▶ **Input data**
- - - - - - -

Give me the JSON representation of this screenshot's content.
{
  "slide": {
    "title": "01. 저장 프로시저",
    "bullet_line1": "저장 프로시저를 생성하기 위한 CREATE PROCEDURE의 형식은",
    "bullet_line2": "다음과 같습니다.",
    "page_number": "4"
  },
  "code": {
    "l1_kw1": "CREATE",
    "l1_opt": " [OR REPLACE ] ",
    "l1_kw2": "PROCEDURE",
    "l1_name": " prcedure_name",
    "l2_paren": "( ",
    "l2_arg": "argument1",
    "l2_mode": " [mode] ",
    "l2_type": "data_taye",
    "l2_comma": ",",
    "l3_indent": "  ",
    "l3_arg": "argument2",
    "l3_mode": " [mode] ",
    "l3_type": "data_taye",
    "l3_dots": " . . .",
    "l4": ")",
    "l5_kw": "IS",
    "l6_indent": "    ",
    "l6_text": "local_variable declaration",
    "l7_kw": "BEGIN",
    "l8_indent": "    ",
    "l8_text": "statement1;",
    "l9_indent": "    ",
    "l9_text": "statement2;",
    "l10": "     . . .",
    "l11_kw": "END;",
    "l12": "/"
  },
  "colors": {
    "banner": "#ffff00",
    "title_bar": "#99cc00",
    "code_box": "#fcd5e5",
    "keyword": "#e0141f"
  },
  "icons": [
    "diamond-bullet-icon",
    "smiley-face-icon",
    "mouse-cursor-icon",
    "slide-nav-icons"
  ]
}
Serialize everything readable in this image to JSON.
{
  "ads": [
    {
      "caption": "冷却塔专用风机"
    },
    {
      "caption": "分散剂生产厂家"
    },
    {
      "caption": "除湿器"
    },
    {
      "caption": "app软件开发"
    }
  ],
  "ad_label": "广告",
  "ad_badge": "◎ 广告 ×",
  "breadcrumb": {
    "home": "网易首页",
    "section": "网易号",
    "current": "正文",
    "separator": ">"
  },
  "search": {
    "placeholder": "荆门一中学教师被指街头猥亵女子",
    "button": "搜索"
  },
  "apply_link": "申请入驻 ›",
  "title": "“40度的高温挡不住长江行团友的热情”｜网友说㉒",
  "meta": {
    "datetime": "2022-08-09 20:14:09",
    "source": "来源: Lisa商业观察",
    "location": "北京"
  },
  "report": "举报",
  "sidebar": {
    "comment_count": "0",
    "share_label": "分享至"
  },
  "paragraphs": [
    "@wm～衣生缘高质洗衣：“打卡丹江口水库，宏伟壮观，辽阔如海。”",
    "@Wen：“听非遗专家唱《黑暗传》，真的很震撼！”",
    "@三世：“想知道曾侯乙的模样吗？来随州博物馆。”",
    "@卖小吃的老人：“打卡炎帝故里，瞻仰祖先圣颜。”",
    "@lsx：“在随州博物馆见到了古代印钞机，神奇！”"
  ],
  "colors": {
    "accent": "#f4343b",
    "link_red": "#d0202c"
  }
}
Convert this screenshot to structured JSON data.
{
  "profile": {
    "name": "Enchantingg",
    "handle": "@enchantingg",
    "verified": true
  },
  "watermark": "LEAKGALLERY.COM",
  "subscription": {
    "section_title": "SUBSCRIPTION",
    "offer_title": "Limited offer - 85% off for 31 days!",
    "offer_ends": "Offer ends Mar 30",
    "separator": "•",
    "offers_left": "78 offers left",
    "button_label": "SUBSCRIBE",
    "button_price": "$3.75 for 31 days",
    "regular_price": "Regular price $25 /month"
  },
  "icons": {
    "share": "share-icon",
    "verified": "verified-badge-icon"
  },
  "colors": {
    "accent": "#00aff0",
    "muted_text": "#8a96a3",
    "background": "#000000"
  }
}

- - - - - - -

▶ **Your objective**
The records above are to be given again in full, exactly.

▶ **Task solution**
Give me the JSON representation of this screenshot's content.
{
  "slide": {
    "title": "01. 저장 프로시저",
    "bullet_line1": "저장 프로시저를 생성하기 위한 CREATE PROCEDURE의 형식은",
    "bullet_line2": "다음과 같습니다.",
    "page_number": "4"
  },
  "code": {
    "l1_kw1": "CREATE",
    "l1_opt": " [OR REPLACE ] ",
    "l1_kw2": "PROCEDURE",
    "l1_name": " prcedure_name",
    "l2_paren": "( ",
    "l2_arg": "argument1",
    "l2_mode": " [mode] ",
    "l2_type": "data_taye",
    "l2_comma": ",",
    "l3_indent": "  ",
    "l3_arg": "argument2",
    "l3_mode": " [mode] ",
    "l3_type": "data_taye",
    "l3_dots": " . . .",
    "l4": ")",
    "l5_kw": "IS",
    "l6_indent": "    ",
    "l6_text": "local_variable declaration",
    "l7_kw": "BEGIN",
    "l8_indent": "    ",
    "l8_text": "statement1;",
    "l9_indent": "    ",
    "l9_text": "statement2;",
    "l10": "     . . .",
    "l11_kw": "END;",
    "l12": "/"
  },
  "colors": {
    "banner": "#ffff00",
    "title_bar": "#99cc00",
    "code_box": "#fcd5e5",
    "keyword": "#e0141f"
  },
  "icons": [
    "diamond-bullet-icon",
    "smiley-face-icon",
    "mouse-cursor-icon",
    "slide-nav-icons"
  ]
}
Serialize everything readable in this image to JSON.
{
  "ads": [
    {
      "caption": "冷却塔专用风机"
    },
    {
      "caption": "分散剂生产厂家"
    },
    {
      "caption": "除湿器"
    },
    {
      "caption": "app软件开发"
    }
  ],
  "ad_label": "广告",
  "ad_badge": "◎ 广告 ×",
  "breadcrumb": {
    "home": "网易首页",
    "section": "网易号",
    "current": "正文",
    "separator": ">"
  },
  "search": {
    "placeholder": "荆门一中学教师被指街头猥亵女子",
    "button": "搜索"
  },
  "apply_link": "申请入驻 ›",
  "title": "“40度的高温挡不住长江行团友的热情”｜网友说㉒",
  "meta": {
    "datetime": "2022-08-09 20:14:09",
    "source": "来源: Lisa商业观察",
    "location": "北京"
  },
  "report": "举报",
  "sidebar": {
    "comment_count": "0",
    "share_label": "分享至"
  },
  "paragraphs": [
    "@wm～衣生缘高质洗衣：“打卡丹江口水库，宏伟壮观，辽阔如海。”",
    "@Wen：“听非遗专家唱《黑暗传》，真的很震撼！”",
    "@三世：“想知道曾侯乙的模样吗？来随州博物馆。”",
    "@卖小吃的老人：“打卡炎帝故里，瞻仰祖先圣颜。”",
    "@lsx：“在随州博物馆见到了古代印钞机，神奇！”"
  ],
  "colors": {
    "accent": "#f4343b",
    "link_red": "#d0202c"
  }
}
Convert this screenshot to structured JSON data.
{
  "profile": {
    "name": "Enchantingg",
    "handle": "@enchantingg",
    "verified": true
  },
  "watermark": "LEAKGALLERY.COM",
  "subscription": {
    "section_title": "SUBSCRIPTION",
    "offer_title": "Limited offer - 85% off for 31 days!",
    "offer_ends": "Offer ends Mar 30",
    "separator": "•",
    "offers_left": "78 offers left",
    "button_label": "SUBSCRIBE",
    "button_price": "$3.75 for 31 days",
    "regular_price": "Regular price $25 /month"
  },
  "icons": {
    "share": "share-icon",
    "verified": "verified-badge-icon"
  },
  "colors": {
    "accent": "#00aff0",
    "muted_text": "#8a96a3",
    "background": "#000000"
  }
}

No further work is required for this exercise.